I suppose its no surprise then that CP has its roots in Sport Psychology as it is by looking at how we can enhance performance that some of the tools and models that we use came about.

I currently work with a range of people from students to people struggling to find work.  I’ve also worked with people who are starting their own business to people dealing with stress in the workplace, people with issues around work-life balance or career progression as well as executives and sports teams.  No two clients are the same and no two days are the same and I LOVE it!

So, there we go.  A little more about what it is that Coaching Psychologists do as well as who, and indeed what they can help with.  I’m going to tell you a little more about this next week, especially as I have a conference coming up that I am presenting at and I’d like to tell you all about it as it’s an important part of what I do….being research-led in my practice.  In the meantime you may find these resources useful.  Please read, enjoy and feel free to ask me any questions!




4 thoughts on “What is Coaching Psychology anyway?

  1. You aree soo cool! I do not bbelieve I’ve read through a single thing liike
    this before. So good to discover someody wiyh unique
    thoughts on this issue. Seriously.. many thanks for starting thnis up.
    This site iis one thing that is needed on the internet,
    someone with a bit of originality!

    • Hi there,
      Thank you so much for this lovely comment!
      It’s not very often that people go out if their way to do something wonderful for someone else. I’m really grateful for your comment. As you know from writing a blog youself, you always hope that what you do/write, makes an impact.
      Please keep in touch….have a great week!

  2. Hi Serena.
    In your article you refer to ‘qualified’ Coach Psychologists and in my comprehension of your writing, I read that the emphasis is on the Psychology part of the ‘qualified’.

    I am curious to know what Coach Training a CP undertakes or is it a combined discipline training offered in a study course?

    Thanks as always for your insightful writing.

    • Hi James,

      Apologies for my late reply. I have just returned from holiday.

      Thank you so much for engaging with this discussion. I love your question…it’s a good one.

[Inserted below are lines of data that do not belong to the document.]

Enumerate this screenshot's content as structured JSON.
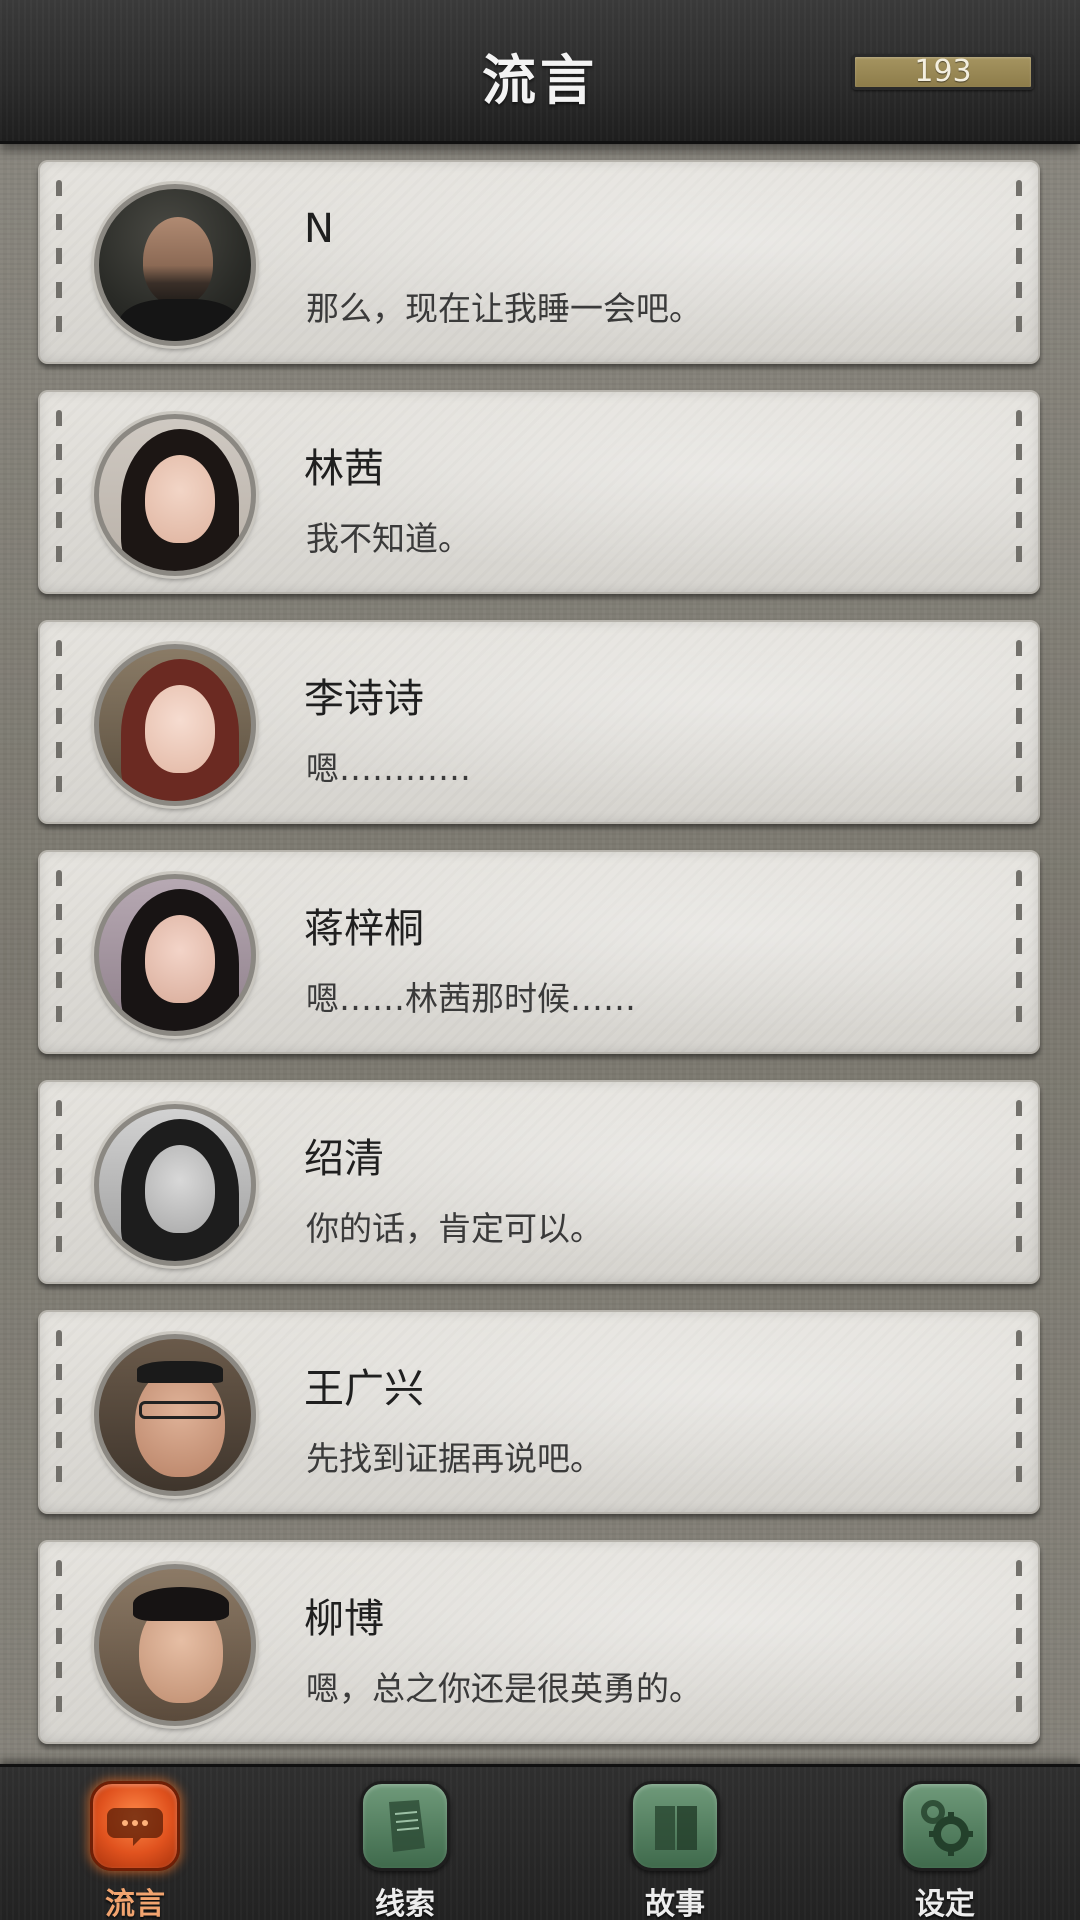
{
  "header": {
    "title": "流言",
    "counter": "193"
  },
  "messages": [
    {
      "name": "N",
      "text": "那么，现在让我睡一会吧。",
      "avatar": "avatar-n"
    },
    {
      "name": "林茜",
      "text": "我不知道。",
      "avatar": "avatar-linqian"
    },
    {
      "name": "李诗诗",
      "text": "嗯…………",
      "avatar": "avatar-lishishi"
    },
    {
      "name": "蒋梓桐",
      "text": "嗯……林茜那时候……",
      "avatar": "avatar-jiangzitong"
    },
    {
      "name": "绍清",
      "text": "你的话，肯定可以。",
      "avatar": "avatar-shaoqing"
    },
    {
      "name": "王广兴",
      "text": "先找到证据再说吧。",
      "avatar": "avatar-wangguangxing"
    },
    {
      "name": "柳博",
      "text": "嗯，总之你还是很英勇的。",
      "avatar": "avatar-liubo"
    }
  ],
  "tabs": [
    {
      "label": "流言",
      "icon": "chat-bubble-icon",
      "active": true
    },
    {
      "label": "线索",
      "icon": "paper-clue-icon",
      "active": false
    },
    {
      "label": "故事",
      "icon": "book-icon",
      "active": false
    },
    {
      "label": "设定",
      "icon": "gear-icon",
      "active": false
    }
  ]
}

      A Coaching Psychologist is only such if they are first and foremost a Chartered Psychologist. In this capacity you have already undergone some form of advanced training to be able to be Chartered (which includes a knowledge of mental health issues etc). You then have to complete 2 years supervised practice (which you have to have anyway), and then by application which includes practice evidence and 2 references from 1: Your supervisor and 2: Another Chartered Psychologist has supervised/been privy to your Coaching work be submitted and assessed accordingly.

      As part of our on-going ability to be able to stay registered we also have to do on-going CPD and in this capacity many people choose to do advanced training/qualifications in addiction what they already have done. For example I have now switched my own PhD to this area of psychology.

      I guess this is where my concerns come from. Not that coaching exists. As I said I know of fantastic coaches, but even some of them feel that their trading was lacking. Also, if they have worked really hard, surely they also feel that someone who has trained in a weekend and has the same ‘title’ feels dangerous by association.

      There is no evidence of on-going CPD and supervision in general life-coaching from what I can see, though again maybe those that are more enlightened/enthusiastic are seeking this anyway?

      I hope this answers your question. I’d love to love what you think? Also, is the training the same in SA?

      Thank you too for your kinds words and I do hope that this finds you well.

      Warm wishes,

Leave a Reply

Fill in your details below or click an icon to log in: Logo

You are commenting using your account. Log Out /  Change )

Google+ photo

You are commenting using your Google+ account. Log Out /  Change )

Twitter picture

You are commenting using your Twitter account. Log Out /  Change )

Facebook photo

You are commenting using your Facebook account. Log Out /  Change )


Connecting to %s